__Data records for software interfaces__

▼▼▼

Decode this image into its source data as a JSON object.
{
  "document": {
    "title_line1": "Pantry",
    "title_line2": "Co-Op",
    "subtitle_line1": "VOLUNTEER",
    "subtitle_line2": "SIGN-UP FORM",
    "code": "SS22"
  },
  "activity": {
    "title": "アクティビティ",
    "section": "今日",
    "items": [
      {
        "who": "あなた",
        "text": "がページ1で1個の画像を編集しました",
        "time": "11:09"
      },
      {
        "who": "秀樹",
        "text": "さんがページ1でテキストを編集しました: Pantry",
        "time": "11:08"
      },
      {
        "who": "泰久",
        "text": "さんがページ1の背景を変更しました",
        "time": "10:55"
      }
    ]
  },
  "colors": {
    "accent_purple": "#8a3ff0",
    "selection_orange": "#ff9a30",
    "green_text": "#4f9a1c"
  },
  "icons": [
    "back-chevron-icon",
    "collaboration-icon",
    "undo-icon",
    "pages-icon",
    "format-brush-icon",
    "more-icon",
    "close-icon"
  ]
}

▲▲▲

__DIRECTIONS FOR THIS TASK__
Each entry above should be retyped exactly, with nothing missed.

__WORKED SOLUTION__
Decode this image into its source data as a JSON object.
{
  "document": {
    "title_line1": "Pantry",
    "title_line2": "Co-Op",
    "subtitle_line1": "VOLUNTEER",
    "subtitle_line2": "SIGN-UP FORM",
    "code": "SS22"
  },
  "activity": {
    "title": "アクティビティ",
    "section": "今日",
    "items": [
      {
        "who": "あなた",
        "text": "がページ1で1個の画像を編集しました",
        "time": "11:09"
      },
      {
        "who": "秀樹",
        "text": "さんがページ1でテキストを編集しました: Pantry",
        "time": "11:08"
      },
      {
        "who": "泰久",
        "text": "さんがページ1の背景を変更しました",
        "time": "10:55"
      }
    ]
  },
  "colors": {
    "accent_purple": "#8a3ff0",
    "selection_orange": "#ff9a30",
    "green_text": "#4f9a1c"
  },
  "icons": [
    "back-chevron-icon",
    "collaboration-icon",
    "undo-icon",
    "pages-icon",
    "format-brush-icon",
    "more-icon",
    "close-icon"
  ]
}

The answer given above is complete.